Even if the pragmatists within the SPD win, real-world developments may leave Germany behind. NATO needs to find a proper response to Russia’s nuclear brinkmanship, and the post-ISIS Syria probably won’t be much more stable than the current one, the Kurdish issue will rise again. In Berlin, Germany needs to define its balance between interventionism (or how far it will follow France) and defence of the alliance (or how much it will invest in the East) in future German defence posture, spending, and politics. Germany’s status quo in terms of international security engagement does not provide an answer to any of these challenges.

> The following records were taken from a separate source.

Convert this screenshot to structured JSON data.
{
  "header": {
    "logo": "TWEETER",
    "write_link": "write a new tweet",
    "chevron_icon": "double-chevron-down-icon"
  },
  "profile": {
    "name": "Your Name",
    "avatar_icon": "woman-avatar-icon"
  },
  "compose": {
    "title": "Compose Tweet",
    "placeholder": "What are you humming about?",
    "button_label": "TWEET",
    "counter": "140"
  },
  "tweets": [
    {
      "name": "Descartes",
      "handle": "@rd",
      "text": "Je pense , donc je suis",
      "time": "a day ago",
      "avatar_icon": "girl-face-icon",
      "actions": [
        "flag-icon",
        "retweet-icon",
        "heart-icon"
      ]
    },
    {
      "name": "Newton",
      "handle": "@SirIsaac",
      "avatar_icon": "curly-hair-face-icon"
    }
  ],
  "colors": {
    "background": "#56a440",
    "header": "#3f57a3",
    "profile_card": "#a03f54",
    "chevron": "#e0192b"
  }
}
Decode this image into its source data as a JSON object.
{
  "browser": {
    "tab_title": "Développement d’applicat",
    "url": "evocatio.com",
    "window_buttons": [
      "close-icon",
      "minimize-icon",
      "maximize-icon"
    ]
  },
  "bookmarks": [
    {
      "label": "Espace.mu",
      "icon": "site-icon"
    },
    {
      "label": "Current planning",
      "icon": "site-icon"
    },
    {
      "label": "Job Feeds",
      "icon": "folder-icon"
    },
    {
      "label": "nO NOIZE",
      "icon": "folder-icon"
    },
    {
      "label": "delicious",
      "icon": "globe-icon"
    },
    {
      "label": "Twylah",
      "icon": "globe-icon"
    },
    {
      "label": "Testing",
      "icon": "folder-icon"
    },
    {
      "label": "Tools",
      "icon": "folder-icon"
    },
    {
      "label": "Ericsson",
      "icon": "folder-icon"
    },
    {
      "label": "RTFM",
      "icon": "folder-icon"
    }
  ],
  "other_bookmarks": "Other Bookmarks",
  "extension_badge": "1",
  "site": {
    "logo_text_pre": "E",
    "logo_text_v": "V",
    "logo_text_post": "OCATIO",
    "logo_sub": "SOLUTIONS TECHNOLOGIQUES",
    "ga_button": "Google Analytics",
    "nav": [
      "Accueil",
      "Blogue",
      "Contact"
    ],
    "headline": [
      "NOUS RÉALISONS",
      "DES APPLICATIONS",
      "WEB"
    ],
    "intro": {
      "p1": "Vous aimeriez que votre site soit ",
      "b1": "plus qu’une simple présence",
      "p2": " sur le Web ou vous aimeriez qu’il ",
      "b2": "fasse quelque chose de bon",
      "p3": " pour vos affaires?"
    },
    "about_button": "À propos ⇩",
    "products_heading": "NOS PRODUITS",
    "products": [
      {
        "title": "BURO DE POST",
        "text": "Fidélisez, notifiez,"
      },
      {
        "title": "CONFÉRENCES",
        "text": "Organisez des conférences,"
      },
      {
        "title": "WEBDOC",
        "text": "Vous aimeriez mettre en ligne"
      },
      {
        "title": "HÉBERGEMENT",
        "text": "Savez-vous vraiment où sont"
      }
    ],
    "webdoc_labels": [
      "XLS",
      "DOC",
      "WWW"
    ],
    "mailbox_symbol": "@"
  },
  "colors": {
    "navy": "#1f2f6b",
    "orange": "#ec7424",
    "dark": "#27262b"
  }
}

Of course, this is nothing new for Berlin. Contrary to the image of Germany as the leader of Europe, Berlin since 1945 has been more reactive and passive than innovative and forthcoming. Decisions in Berlin are usually taken once the path has been led by others – or by events. However this time, there will be little help from outside.
Poland, once the key partner in the East, is stuck in self-imposed isolation and re-enacting the past instead of preparing for the future. Warsaw’s demise in terms of rule of law and separation of power is de-legitimising the entire argument for European transformation and enlargement to the east. Sweden, once another motor of Europe’s engagement to the East, is caught in its own soul-searching in terms of how far to engage with NATO. The French vision for European defence, meanwhile, is tailored to the interventionist role in North Africa and the Middle East.
The French vision, of course, is precisely what Washington wants from Europe. For at least as long as Trump is in power, US security policy will revolve around fighting Islamist terrorism, with European security seen as secondary. So concerning Eastern Europe there will be little helpful leadership from the West either.
German foreign policy is again at the crossroads. It would be helpful if states other than Russia showed an interest in German domestic politics. Otherwise Berlin’s international commitments may soon be diluted in favour of domestic consensus on welfare taxation, citizens’ insurance, or new emission stickers for diesel cars. new emission stickers for diesel cars.
The European Council on Foreign Relations does not take collective positions. ECFR publications only represent the views of its individual authors.